From the entries below, copy every line where the string "level" appears.
-- RECORDS SUPPLIED follows --
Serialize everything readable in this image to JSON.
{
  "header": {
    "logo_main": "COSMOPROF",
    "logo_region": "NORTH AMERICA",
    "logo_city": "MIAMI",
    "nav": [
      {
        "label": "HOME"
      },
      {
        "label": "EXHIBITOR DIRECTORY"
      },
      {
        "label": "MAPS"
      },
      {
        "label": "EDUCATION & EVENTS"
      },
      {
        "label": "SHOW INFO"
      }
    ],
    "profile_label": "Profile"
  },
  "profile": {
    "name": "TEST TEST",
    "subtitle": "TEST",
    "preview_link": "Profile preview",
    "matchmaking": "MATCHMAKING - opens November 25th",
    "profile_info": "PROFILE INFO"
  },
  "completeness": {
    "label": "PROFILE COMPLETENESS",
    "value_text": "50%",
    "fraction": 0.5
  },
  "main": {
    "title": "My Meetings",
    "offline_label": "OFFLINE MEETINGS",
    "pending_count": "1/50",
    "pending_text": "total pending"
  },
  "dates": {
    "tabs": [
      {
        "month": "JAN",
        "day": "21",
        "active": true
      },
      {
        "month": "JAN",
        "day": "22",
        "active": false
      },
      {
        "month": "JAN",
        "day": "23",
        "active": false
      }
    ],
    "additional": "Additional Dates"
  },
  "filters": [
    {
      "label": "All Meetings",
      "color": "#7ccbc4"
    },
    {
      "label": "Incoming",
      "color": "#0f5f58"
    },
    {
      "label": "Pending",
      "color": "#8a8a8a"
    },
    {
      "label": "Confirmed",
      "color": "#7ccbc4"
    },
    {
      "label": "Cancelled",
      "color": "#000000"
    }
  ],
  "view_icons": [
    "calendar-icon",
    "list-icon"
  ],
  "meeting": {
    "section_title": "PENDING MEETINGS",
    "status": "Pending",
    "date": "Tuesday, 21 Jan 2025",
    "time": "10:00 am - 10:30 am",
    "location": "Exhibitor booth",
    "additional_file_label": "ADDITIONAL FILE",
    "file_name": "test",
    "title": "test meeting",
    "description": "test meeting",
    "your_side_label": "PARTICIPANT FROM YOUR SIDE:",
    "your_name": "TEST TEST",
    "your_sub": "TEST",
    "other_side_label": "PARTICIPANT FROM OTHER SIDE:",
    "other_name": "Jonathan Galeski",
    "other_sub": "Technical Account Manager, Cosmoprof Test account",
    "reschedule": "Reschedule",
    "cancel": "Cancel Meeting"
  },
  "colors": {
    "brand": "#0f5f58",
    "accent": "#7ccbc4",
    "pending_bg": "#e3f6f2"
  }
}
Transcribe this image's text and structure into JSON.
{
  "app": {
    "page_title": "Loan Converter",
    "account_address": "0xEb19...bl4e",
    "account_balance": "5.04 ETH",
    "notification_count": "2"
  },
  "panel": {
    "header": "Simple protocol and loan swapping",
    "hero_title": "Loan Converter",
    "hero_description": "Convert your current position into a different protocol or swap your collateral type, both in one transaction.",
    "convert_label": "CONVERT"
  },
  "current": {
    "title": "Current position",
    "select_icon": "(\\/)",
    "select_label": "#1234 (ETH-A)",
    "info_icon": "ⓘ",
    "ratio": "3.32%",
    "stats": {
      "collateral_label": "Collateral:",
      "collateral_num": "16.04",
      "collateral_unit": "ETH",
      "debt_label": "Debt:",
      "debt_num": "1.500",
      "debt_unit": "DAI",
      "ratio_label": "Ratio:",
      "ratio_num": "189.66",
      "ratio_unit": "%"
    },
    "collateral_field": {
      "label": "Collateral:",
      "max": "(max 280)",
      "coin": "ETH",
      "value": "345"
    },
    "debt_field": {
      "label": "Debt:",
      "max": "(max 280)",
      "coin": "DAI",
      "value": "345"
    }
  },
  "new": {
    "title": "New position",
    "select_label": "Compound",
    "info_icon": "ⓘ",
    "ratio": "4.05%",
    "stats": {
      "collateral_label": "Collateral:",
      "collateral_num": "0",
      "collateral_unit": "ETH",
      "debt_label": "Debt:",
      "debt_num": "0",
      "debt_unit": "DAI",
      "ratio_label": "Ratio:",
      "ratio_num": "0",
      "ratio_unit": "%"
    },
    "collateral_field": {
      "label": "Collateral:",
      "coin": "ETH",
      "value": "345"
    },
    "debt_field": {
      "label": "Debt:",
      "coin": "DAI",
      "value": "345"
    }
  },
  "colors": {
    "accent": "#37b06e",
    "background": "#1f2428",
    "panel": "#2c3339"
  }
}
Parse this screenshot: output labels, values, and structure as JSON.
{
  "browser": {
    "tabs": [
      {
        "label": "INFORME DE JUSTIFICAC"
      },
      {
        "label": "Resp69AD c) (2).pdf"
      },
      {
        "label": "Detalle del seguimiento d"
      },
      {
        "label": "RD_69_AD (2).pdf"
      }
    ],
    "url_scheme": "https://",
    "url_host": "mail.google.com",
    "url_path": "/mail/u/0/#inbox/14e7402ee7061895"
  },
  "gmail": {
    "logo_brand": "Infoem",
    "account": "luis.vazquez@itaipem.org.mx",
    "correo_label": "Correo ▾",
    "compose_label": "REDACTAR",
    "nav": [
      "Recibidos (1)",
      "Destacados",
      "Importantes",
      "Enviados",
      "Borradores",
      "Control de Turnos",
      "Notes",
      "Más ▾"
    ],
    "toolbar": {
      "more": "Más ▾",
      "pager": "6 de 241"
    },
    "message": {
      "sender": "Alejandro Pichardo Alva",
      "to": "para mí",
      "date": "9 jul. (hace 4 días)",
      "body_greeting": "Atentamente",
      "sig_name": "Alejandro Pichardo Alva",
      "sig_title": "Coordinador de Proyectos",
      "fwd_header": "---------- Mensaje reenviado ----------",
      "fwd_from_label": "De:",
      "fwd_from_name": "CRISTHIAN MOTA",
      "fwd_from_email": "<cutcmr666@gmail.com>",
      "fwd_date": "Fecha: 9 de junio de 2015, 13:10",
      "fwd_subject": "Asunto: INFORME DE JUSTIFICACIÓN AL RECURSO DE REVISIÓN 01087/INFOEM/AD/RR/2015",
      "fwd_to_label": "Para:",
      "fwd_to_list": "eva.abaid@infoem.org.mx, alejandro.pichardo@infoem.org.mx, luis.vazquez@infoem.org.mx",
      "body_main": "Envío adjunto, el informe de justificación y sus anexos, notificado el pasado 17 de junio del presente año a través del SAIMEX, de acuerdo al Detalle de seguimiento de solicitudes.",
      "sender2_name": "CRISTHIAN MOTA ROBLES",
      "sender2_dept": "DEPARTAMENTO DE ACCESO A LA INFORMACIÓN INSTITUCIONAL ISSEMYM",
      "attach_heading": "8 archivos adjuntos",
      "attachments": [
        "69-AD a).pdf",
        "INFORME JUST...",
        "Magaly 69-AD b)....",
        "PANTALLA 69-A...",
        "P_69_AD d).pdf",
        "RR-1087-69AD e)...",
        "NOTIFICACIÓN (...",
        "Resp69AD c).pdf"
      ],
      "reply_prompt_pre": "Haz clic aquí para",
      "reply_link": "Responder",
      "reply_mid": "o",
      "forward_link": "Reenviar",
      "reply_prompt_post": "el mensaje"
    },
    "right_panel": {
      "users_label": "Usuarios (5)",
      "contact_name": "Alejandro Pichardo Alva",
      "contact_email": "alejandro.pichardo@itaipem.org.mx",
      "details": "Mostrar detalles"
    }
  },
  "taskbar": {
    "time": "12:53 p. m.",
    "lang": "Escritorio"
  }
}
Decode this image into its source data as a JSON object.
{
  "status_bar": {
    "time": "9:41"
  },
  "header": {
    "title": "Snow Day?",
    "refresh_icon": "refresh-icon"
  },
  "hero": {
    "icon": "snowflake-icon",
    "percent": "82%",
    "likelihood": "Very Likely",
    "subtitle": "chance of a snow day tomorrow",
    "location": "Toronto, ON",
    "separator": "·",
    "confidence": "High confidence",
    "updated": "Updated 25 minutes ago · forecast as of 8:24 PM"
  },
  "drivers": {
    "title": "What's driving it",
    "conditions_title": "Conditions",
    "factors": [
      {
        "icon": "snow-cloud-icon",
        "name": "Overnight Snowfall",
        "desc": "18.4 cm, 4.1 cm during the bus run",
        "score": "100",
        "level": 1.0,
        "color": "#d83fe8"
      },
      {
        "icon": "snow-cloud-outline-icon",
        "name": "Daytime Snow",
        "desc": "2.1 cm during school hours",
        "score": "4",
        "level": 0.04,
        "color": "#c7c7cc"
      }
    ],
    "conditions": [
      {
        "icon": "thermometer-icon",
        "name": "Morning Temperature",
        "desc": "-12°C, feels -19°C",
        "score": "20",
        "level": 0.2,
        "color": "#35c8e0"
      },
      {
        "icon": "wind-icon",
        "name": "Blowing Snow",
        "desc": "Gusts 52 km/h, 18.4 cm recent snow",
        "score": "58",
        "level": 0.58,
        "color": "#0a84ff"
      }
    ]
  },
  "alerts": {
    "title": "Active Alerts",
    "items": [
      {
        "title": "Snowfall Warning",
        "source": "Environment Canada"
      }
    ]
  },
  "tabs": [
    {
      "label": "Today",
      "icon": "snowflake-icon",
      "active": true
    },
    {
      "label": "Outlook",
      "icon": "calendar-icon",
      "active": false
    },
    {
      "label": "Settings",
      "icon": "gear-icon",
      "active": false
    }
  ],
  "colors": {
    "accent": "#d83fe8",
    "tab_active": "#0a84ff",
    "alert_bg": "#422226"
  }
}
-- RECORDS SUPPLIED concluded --
REPLY |
        "level": 1.0,
        "level": 0.04,
        "level": 0.2,
        "level": 0.58,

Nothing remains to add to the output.